**Work to complete**: Filter the listing down to the lines containing the word "data".

**Material for the task**:
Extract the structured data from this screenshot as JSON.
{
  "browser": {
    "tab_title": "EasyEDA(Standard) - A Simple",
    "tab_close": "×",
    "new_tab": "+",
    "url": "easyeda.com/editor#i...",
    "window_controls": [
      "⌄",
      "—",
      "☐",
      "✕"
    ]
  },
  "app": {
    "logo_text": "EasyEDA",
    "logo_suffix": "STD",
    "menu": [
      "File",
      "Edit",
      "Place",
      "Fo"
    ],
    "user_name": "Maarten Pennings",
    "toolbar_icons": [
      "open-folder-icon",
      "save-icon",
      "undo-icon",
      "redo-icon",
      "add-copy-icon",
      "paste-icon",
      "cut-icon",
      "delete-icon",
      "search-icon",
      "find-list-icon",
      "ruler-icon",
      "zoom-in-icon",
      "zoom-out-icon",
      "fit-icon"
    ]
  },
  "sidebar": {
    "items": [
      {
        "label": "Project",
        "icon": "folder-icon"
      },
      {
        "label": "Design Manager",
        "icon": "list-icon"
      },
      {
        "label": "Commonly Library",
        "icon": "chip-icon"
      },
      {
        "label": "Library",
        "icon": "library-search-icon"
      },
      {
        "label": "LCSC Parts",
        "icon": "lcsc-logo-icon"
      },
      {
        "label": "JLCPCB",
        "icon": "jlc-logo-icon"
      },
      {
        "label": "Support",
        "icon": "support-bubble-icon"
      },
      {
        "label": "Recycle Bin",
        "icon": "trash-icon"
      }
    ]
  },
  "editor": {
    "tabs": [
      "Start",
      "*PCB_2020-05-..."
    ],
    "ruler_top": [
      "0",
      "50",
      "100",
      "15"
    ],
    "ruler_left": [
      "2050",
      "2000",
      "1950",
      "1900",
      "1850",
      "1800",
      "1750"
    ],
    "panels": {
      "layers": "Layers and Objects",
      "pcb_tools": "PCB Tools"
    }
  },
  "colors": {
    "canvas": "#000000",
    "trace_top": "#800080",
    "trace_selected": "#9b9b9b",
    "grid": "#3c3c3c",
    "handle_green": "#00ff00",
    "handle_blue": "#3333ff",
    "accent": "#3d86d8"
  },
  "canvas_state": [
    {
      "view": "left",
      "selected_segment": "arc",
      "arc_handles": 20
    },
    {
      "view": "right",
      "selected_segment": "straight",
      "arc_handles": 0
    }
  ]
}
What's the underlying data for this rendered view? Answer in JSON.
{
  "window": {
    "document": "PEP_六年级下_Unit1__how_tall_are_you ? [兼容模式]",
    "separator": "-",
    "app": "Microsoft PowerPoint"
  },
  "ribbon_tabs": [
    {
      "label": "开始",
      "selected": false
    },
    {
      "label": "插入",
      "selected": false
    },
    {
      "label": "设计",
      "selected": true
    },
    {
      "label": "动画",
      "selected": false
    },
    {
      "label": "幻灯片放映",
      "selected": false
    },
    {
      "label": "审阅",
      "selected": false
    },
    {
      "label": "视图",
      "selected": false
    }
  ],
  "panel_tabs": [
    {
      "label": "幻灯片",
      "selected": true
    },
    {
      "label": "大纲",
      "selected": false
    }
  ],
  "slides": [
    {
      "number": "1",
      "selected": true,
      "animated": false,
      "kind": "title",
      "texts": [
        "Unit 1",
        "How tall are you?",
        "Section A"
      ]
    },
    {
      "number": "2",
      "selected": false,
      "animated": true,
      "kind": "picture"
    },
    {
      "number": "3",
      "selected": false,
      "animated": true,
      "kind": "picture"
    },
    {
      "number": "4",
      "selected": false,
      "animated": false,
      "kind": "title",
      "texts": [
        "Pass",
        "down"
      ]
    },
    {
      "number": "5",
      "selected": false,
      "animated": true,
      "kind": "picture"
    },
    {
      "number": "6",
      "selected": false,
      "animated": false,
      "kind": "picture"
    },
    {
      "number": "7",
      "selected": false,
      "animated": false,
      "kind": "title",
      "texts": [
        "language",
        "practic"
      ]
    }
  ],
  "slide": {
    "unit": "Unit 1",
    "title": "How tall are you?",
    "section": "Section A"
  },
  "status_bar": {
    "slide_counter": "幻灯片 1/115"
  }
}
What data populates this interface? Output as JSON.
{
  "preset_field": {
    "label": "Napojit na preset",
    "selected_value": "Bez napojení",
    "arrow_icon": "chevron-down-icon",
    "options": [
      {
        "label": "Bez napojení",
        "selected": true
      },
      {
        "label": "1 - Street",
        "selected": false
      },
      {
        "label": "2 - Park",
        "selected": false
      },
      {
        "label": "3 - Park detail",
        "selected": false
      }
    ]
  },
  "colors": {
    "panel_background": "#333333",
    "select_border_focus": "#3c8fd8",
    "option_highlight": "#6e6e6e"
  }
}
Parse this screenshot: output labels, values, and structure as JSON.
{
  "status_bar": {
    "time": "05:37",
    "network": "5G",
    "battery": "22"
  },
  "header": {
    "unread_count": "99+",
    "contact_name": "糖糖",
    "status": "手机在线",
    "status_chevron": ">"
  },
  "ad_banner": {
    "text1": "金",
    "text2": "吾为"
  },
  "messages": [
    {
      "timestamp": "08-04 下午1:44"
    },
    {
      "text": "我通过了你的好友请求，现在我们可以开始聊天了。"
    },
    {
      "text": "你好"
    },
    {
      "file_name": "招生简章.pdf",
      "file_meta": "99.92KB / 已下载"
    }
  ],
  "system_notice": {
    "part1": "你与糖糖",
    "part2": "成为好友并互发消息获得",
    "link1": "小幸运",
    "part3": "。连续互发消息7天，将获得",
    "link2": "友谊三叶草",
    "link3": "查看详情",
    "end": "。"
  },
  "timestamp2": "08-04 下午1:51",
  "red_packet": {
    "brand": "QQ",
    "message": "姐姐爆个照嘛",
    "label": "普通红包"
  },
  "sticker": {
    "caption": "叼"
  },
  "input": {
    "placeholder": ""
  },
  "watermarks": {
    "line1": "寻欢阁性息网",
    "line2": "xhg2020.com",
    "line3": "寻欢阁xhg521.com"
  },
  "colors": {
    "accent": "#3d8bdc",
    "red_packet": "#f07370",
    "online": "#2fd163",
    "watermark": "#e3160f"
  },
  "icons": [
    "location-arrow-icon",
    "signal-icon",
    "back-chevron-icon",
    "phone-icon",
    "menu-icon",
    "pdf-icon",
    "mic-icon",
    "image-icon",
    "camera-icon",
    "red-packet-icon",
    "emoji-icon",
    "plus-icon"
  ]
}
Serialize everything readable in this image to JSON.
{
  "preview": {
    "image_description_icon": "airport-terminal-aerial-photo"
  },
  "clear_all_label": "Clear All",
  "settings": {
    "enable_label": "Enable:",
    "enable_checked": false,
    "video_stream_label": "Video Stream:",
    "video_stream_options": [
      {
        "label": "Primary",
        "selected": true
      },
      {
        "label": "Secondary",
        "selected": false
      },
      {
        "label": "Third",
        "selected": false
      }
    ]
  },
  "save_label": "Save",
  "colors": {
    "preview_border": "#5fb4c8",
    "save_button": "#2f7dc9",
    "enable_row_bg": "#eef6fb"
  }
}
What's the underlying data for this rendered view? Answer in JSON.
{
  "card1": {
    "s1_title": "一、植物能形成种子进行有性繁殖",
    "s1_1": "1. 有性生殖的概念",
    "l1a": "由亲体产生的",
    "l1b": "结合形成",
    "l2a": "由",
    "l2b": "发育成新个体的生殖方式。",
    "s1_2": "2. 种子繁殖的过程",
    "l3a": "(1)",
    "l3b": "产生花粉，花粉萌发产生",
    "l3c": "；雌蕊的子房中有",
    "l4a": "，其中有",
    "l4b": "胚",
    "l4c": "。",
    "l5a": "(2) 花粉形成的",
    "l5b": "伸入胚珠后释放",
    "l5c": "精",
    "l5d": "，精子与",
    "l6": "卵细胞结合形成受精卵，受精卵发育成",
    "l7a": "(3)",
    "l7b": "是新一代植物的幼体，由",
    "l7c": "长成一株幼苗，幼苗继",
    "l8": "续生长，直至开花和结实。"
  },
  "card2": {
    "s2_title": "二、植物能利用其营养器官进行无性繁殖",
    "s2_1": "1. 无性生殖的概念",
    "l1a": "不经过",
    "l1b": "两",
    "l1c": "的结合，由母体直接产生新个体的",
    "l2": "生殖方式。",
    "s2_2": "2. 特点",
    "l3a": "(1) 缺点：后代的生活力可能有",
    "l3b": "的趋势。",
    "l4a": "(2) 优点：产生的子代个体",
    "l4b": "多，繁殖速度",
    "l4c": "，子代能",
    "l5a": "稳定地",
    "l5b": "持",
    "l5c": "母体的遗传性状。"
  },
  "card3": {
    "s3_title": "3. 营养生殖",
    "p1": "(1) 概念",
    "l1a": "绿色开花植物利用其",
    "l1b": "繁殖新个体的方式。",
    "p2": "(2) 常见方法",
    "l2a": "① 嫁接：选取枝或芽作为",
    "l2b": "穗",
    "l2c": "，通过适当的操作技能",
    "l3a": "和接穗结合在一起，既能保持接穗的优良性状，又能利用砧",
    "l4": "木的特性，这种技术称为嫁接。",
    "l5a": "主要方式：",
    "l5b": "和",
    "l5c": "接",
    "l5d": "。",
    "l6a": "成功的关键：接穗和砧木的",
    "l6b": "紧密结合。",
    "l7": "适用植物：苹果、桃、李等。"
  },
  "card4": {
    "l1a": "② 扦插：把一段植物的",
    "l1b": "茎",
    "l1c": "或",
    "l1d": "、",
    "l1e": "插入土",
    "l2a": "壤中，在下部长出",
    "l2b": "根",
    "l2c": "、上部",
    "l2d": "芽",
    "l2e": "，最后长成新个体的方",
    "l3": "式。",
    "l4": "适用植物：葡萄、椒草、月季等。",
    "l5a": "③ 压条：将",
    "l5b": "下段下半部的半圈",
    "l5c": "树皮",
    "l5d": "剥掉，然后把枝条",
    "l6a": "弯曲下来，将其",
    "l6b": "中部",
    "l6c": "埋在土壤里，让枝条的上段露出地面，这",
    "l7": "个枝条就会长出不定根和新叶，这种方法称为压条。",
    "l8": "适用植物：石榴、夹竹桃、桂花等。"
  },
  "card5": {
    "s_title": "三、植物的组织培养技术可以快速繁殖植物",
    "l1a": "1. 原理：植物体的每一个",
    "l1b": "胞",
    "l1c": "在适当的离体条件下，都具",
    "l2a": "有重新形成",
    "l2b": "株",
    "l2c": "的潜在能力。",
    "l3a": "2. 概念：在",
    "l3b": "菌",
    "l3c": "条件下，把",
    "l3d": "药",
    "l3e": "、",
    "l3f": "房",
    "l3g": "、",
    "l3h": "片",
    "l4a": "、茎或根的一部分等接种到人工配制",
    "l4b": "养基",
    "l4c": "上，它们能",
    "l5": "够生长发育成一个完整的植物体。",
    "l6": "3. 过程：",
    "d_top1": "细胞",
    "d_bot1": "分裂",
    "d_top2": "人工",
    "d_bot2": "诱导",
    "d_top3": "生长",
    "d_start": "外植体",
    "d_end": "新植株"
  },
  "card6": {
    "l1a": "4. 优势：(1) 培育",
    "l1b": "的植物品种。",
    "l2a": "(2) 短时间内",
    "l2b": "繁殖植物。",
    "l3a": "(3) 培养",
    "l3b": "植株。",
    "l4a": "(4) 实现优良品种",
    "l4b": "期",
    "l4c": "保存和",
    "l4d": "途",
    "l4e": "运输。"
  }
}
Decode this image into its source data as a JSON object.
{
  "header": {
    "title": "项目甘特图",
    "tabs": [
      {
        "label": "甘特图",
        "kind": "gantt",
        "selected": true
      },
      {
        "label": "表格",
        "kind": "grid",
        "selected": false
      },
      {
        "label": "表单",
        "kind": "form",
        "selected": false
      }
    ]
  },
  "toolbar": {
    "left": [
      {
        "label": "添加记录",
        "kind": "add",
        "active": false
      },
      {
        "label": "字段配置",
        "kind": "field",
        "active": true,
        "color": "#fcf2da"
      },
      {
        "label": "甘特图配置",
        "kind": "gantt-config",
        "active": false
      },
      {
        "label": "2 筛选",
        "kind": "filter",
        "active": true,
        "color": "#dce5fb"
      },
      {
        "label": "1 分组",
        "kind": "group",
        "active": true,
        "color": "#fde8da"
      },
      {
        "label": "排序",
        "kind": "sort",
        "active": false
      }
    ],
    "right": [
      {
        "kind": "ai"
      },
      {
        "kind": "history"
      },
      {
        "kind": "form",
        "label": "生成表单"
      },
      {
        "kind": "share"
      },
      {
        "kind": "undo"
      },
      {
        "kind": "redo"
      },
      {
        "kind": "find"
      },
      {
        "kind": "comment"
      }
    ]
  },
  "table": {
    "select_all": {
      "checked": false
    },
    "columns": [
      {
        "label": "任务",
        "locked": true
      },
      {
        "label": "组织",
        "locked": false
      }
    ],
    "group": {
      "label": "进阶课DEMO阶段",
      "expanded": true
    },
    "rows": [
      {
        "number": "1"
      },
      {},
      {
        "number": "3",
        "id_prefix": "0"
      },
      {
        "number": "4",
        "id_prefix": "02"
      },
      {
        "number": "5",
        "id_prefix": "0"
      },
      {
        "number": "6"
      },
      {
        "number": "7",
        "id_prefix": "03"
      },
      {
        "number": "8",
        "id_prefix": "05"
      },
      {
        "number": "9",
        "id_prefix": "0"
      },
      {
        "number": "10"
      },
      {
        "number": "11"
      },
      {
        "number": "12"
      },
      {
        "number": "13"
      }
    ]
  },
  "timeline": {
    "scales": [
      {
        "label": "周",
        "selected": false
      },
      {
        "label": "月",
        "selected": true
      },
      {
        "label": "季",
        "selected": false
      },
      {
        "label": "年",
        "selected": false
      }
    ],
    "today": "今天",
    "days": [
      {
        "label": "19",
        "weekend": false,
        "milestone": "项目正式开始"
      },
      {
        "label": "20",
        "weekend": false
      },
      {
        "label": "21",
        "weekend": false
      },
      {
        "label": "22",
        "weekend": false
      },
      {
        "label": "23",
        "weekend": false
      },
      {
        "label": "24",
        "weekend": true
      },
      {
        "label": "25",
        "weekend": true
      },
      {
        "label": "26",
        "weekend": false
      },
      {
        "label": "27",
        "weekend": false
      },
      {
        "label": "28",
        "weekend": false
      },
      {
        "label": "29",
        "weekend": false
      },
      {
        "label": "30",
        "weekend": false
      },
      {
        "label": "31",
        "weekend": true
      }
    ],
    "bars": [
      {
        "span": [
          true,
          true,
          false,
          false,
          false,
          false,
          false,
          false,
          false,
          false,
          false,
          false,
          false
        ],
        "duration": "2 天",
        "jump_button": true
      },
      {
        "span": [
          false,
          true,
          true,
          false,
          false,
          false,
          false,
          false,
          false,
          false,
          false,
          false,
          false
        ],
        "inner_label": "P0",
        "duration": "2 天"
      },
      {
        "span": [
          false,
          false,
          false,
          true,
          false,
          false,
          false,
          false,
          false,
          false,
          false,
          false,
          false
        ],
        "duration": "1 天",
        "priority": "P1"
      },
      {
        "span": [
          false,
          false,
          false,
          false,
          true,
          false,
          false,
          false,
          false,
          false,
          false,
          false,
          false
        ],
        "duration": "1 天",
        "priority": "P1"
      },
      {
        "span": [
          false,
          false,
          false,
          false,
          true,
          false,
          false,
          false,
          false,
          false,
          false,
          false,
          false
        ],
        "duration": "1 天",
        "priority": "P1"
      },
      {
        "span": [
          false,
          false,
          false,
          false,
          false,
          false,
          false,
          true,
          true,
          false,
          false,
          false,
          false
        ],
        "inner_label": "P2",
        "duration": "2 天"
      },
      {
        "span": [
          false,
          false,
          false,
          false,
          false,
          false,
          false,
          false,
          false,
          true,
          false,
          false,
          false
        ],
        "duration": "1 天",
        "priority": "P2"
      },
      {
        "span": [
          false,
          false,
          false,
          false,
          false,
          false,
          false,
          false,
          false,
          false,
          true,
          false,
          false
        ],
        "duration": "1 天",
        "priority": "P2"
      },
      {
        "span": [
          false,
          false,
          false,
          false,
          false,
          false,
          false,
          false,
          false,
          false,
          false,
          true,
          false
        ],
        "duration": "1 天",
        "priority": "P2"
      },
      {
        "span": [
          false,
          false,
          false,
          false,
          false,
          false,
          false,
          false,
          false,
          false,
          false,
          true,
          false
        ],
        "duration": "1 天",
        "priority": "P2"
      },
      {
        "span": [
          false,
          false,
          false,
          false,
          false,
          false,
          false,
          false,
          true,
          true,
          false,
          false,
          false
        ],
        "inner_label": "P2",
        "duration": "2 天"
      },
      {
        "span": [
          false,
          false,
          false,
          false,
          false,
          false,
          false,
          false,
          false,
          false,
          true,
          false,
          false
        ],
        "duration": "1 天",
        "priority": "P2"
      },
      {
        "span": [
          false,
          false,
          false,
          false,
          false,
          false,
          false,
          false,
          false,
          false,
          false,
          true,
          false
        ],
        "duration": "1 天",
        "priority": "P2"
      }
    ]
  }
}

**Written solution**:
Extract the structured data from this screenshot as JSON.
What's the underlying data for this rendered view? Answer in JSON.
What data populates this interface? Output as JSON.
What's the underlying data for this rendered view? Answer in JSON.
Decode this image into its source data as a JSON object.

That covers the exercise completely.